this rock-temple place was too touristy by half – and not the better for it: the beaches were dirty and the temple overcrowded – and I wish there had been less clouds so I could have grabbed better photos. I’ve put them here for sharing (so you don’t make your way down yourself!), and next time I think I might try for uluwatu, which holds another famous spot for sunset-spotting.
cascading terraces of green and scattered pavilions. even the requisite smattering of souvenir shops – we bought an indigenous instrument, a kalimba (also known as a finger piano) – add to the charm of this place.

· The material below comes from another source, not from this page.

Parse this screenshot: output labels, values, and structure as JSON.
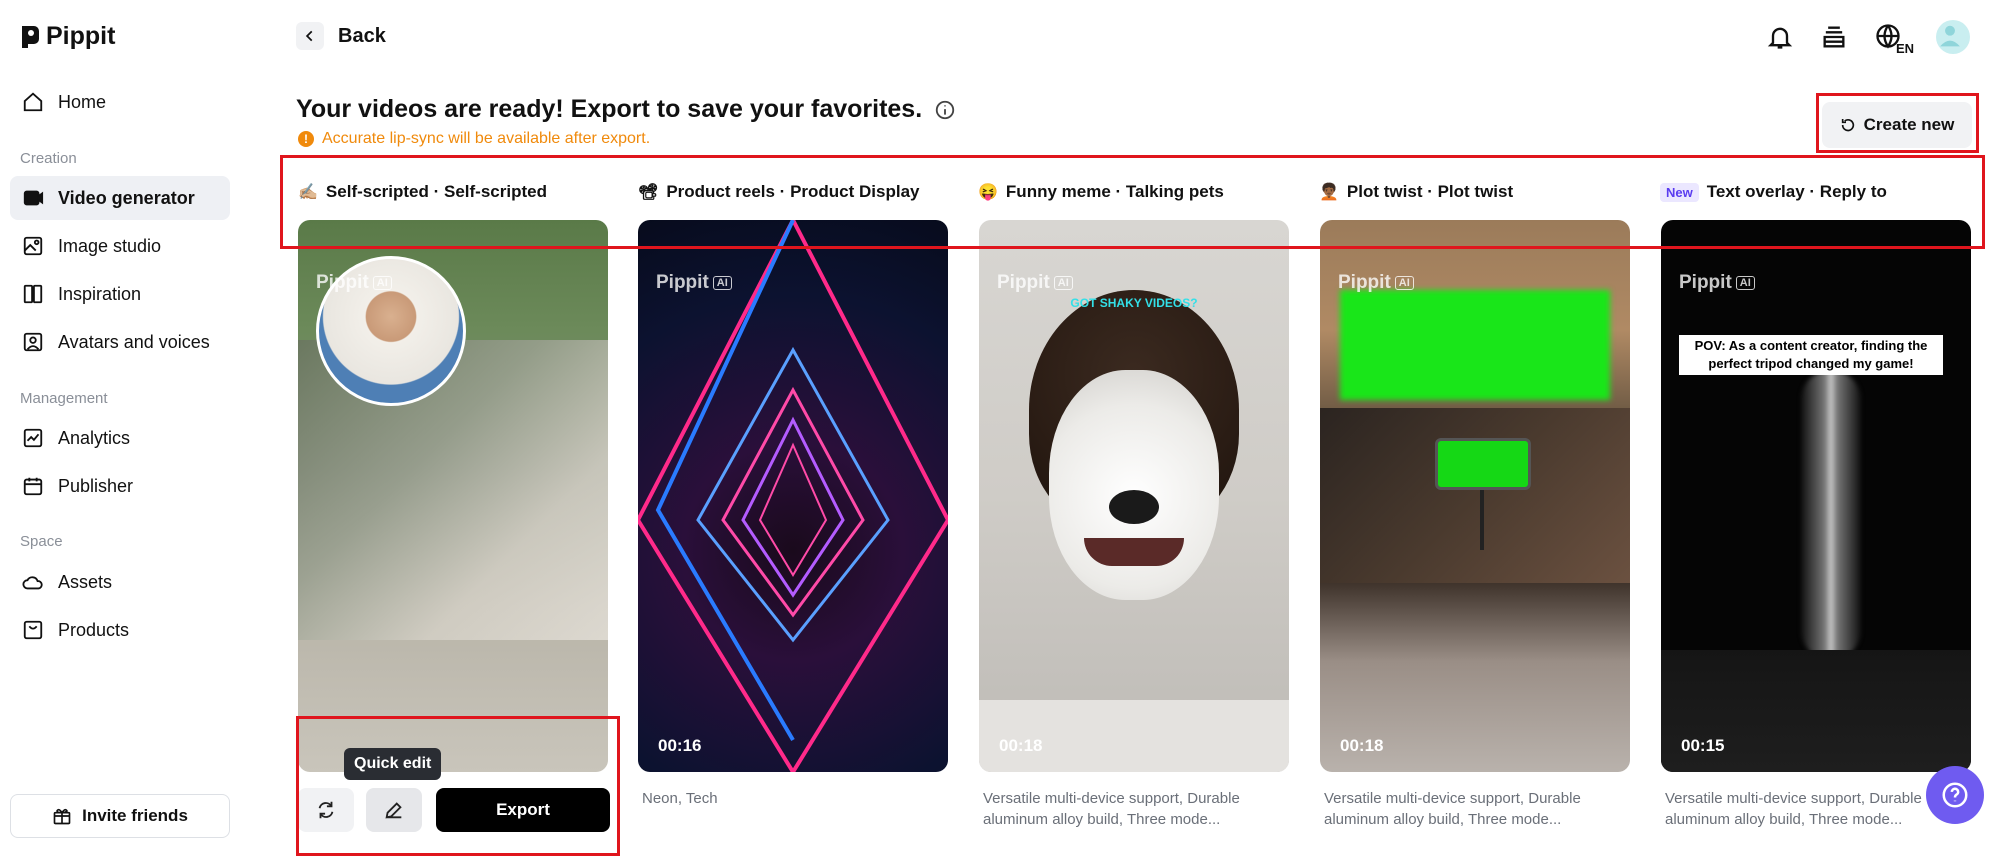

I can’t imagine what it’d be like at high tourist season, but for now it was quiet and peaceful – truly beautiful.
no elephants here – it’s so named for the grandness of the architecture, and it’s a beaut. an amazing carved stone temple, a trek amidst temple ruins and a stretch of padi fields, and the quiet beauty of balinese floral offerings.
p.s. I just realized you can see the lightning from the storm! how cool is that – long exposures for the win.
pretty good indonesian food at this beautiful (and pretty romantic) restaurant overlooking rice fields in seminyak. it’s a really gorgeous place, with large pavilions serving as restaurants, live music playing, and good low-lighting. we had a good meal here – the menu spans european offerings such as pasta as well as balinese dishes, and we went for the latter.
service was friendly and attentive, the food was tasty and came at a good pace. while the food wasn’t mindblowing, it was well flavored, and made for a nice quiet dinner away from the bustling morass of beach-side bali.
we were drawn to this store by the delicious smell of fat on a barbie – this man was sat outside a temple where a ceremony was taking place, fanning rather voraciously at a fierce flame and the sticks of marinated chicken above it.
when the ceremony was over, lots of temple-goers started crowding about to order these sticks of satay – which is when the partner decided to get a few to try. very tasty, fatty and tender pieces of chicken poked through a bamboo skewer, these were reminiscent of the satay we get in singapore – just as greasy, possibly more so, our three sticks were quickly stuffed into some brown paper and we bent over the streets eating so the oil didn’t drip onto our clothes.
not something you’d want to eat all the time, or very often at all – very much unhealthy, these things – but very local and endearing for that, as is most street food (I probably would find it difficult to say the same of fried insects and balut).